Does It Matter How Students Feel about a Course?

A line of research (done mostly in Australia and Great Britain) has been exploring what prompts students to opt for deep or surface approaches to learning. So far this research has established strong links between the approaches taken to teaching and those taken to learning.

Read More »

Assignment Options

No, the objective isn’t to make assignments optional. But the article referenced below raises the possibility of giving students some choice over the kinds of assignments they complete. In previous issues of the newsletter, we have shared systems that give students some discretion in the

Read More »

Reading Circles Get Students to Do the Reading

In my course, the required reading is intensive and extensive. Students must read multiple texts that range across disciplines, genres, history, and culture. The goal of this interdisciplinary course is improvement of critical reading, writing, and thinking skills. My students, like many others, live complicated

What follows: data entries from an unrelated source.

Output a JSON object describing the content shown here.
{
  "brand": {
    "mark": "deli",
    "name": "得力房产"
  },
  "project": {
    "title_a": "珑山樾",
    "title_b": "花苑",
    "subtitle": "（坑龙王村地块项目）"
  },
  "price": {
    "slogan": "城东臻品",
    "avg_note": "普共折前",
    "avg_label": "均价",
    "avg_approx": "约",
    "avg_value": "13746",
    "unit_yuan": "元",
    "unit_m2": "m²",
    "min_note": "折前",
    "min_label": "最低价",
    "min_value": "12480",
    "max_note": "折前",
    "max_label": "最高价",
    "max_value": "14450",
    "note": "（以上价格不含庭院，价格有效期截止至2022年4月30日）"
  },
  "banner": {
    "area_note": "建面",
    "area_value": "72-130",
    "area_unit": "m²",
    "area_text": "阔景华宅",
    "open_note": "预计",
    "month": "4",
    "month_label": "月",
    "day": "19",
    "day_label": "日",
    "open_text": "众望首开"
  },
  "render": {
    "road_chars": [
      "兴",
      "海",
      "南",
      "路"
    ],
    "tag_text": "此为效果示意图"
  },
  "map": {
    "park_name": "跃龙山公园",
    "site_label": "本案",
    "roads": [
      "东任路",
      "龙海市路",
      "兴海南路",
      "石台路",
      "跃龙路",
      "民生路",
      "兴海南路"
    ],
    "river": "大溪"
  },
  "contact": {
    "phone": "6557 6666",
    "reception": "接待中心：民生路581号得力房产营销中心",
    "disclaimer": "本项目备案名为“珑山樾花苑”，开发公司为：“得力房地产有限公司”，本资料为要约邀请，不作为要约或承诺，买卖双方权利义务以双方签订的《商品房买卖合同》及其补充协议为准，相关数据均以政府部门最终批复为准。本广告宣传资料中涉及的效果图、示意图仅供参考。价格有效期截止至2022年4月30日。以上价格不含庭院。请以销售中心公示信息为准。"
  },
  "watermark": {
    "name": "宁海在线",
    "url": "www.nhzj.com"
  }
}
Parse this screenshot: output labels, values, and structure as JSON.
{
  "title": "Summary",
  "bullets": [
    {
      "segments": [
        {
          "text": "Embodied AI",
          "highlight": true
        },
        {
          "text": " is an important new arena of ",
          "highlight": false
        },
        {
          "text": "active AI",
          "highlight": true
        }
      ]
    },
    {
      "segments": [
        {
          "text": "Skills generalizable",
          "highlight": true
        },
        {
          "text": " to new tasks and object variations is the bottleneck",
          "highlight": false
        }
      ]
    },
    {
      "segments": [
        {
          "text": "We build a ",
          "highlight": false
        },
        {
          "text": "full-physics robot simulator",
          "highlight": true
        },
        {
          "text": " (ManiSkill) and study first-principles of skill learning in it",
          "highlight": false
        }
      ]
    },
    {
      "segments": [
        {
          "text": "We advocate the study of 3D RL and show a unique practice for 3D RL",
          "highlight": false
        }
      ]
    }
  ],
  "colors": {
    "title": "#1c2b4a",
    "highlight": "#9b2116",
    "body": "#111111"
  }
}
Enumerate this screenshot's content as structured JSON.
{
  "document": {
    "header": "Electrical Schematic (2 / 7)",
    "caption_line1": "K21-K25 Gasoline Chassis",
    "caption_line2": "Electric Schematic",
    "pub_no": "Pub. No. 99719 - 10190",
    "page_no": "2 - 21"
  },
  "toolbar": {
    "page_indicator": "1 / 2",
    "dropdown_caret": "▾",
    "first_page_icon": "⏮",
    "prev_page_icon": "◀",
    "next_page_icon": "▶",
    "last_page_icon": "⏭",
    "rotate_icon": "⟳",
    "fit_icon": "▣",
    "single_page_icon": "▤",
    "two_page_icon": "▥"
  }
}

Read More »

What Is the Public Face of Your Field?

Required introductory courses—that’s how most students meet our disciplines or, as John Zipp says (he’s writing specifically about sociology), they are the “public face” of the field. Triangulating data from several sources, Zipp raises a number of questions about these first and, for most students,

Read More »
students in group discussion

Five Characteristics of Learner-Centered Teaching

In May I finished a second edition of my Learner-Centered Teaching book. Revising it gave me the chance to revisit my thinking about the topic and look at work done since publication of the first edition ten years ago. It is a subject about which

Read More »
Archives
The 2025 Teaching Professor Conference

Get the Latest Updates

Subscribe To Our Weekly Newsletter

Wellbeing Elixir